On to other things. In the upper left, you might notice that there are two monkeys next to each other. This is just a result of the way the pattern worked its way across the wall, after being fitted to walls moving back into a 90* angle, and to walls moving forward in a curve. I did do a little cutting along the vines, so the slight mis-match would be less noticeable than if it were a straight vertical break in the pattern.

You’d have to spend a lot of time looking up behind you at that exact point to even notice that the two monkeys are closer to each other than they “should” be.

Later, I did go back and use scrap paper to cut an appliqu̩ of a rabbit Рalso trimmed along the wavy lines of the foliage Рand pasted this on top of the monkey. Sorry, no photo. But seeing a rabbit instead of an ape successfully broke up the repetitiveness of the dual monkeys. Now, all you see are happy animals in a forest.

Dwunken Cwitters

August 30, 2020


Sometimes you have to look twice to see what’s really going on. At first, I thought these were merely whimsical 19th Century creatures frolicking in the forest. But on closer inspection, it is clear that all of these critters are tippling. In fact, the fawn has drained a bottle and is totally sacked out!

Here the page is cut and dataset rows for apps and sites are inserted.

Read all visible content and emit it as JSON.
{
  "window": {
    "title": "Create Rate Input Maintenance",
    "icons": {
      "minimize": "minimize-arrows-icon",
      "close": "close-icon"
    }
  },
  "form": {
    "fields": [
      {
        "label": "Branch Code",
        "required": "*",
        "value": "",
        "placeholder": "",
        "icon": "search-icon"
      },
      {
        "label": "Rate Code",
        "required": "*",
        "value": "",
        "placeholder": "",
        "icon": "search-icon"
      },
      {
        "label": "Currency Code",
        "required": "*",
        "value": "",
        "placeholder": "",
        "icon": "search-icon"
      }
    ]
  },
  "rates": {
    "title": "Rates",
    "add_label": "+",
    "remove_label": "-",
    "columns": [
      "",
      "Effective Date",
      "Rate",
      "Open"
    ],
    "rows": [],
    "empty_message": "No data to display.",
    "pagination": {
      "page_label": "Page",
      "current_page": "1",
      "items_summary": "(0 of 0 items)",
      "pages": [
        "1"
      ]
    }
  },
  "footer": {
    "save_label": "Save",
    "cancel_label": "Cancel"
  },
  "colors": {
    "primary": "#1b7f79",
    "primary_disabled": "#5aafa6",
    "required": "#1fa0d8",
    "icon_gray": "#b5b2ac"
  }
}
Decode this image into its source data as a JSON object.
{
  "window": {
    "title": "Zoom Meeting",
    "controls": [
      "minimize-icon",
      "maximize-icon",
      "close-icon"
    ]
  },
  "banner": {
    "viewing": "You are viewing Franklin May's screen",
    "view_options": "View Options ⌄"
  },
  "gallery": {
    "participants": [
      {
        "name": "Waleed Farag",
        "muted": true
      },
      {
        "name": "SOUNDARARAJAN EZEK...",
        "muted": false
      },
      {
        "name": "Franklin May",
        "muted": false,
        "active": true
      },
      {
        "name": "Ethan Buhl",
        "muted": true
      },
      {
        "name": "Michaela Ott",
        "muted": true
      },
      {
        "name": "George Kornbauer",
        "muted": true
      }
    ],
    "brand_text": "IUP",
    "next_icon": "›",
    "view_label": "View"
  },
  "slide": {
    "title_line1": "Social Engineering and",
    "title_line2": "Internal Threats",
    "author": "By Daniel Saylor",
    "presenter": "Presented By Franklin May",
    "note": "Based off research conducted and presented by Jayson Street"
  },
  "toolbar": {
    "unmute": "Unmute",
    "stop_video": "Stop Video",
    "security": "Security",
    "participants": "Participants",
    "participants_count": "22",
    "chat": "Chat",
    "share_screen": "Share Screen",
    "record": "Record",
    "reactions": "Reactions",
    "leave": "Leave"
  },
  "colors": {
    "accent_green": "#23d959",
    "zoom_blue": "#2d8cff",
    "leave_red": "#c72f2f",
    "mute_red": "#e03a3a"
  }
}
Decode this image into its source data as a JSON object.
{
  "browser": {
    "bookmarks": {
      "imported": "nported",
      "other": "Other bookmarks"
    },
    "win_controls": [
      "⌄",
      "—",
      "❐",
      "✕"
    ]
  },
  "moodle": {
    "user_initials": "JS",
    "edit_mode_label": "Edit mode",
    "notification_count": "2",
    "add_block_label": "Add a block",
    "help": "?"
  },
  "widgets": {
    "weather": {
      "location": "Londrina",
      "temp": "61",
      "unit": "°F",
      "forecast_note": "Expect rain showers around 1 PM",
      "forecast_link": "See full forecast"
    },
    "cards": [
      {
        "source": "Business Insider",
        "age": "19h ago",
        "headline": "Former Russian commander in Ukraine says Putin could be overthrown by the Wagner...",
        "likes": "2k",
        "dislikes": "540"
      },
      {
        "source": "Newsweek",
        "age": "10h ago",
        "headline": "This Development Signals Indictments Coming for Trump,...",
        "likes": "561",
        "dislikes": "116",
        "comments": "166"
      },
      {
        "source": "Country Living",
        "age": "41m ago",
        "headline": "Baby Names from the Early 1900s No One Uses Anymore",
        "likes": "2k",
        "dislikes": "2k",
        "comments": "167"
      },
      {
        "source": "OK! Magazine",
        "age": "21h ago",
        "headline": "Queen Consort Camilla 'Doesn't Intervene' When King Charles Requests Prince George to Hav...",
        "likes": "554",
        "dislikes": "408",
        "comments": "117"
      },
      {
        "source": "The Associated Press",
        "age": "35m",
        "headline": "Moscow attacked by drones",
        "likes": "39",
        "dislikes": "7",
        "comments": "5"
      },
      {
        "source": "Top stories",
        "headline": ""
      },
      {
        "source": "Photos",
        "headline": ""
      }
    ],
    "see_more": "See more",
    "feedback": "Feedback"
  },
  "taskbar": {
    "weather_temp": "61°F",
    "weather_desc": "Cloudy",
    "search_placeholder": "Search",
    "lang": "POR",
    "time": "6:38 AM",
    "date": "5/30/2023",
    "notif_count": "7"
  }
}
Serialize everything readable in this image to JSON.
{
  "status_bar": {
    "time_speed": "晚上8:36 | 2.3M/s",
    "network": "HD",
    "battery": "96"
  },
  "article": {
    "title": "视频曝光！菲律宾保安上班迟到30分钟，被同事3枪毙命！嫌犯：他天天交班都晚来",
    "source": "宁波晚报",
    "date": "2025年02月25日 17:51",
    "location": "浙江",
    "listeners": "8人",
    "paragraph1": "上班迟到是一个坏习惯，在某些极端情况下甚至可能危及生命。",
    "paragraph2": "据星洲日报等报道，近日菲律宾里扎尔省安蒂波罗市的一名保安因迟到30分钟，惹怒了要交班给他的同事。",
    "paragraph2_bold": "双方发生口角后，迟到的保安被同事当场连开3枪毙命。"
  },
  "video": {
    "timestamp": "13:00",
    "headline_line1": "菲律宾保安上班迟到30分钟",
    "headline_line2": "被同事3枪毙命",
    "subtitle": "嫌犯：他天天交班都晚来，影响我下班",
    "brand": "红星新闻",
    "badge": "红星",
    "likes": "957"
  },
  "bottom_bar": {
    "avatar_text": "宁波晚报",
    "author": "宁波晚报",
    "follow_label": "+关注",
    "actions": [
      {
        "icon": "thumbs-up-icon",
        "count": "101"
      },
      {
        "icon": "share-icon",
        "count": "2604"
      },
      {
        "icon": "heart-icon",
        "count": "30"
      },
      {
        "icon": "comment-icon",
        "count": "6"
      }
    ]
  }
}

For a powder room that guests will use, what a fun conversation-starter!

This wallpaper is by York, one of my favorite companies, and is in their SureStrip line, also one of my favorites. It is thin and hugs the wall tightly, pre-pasted and a delight to work with. It will hold up perfectly for years.

The homeowner originally found this on Anthropologie, but had problems with their ordering process. York has begun selling directly to the public through their website, and the homeowner found it there – and at a lower price!

The home is in the Bellaire neighborhood of Houston.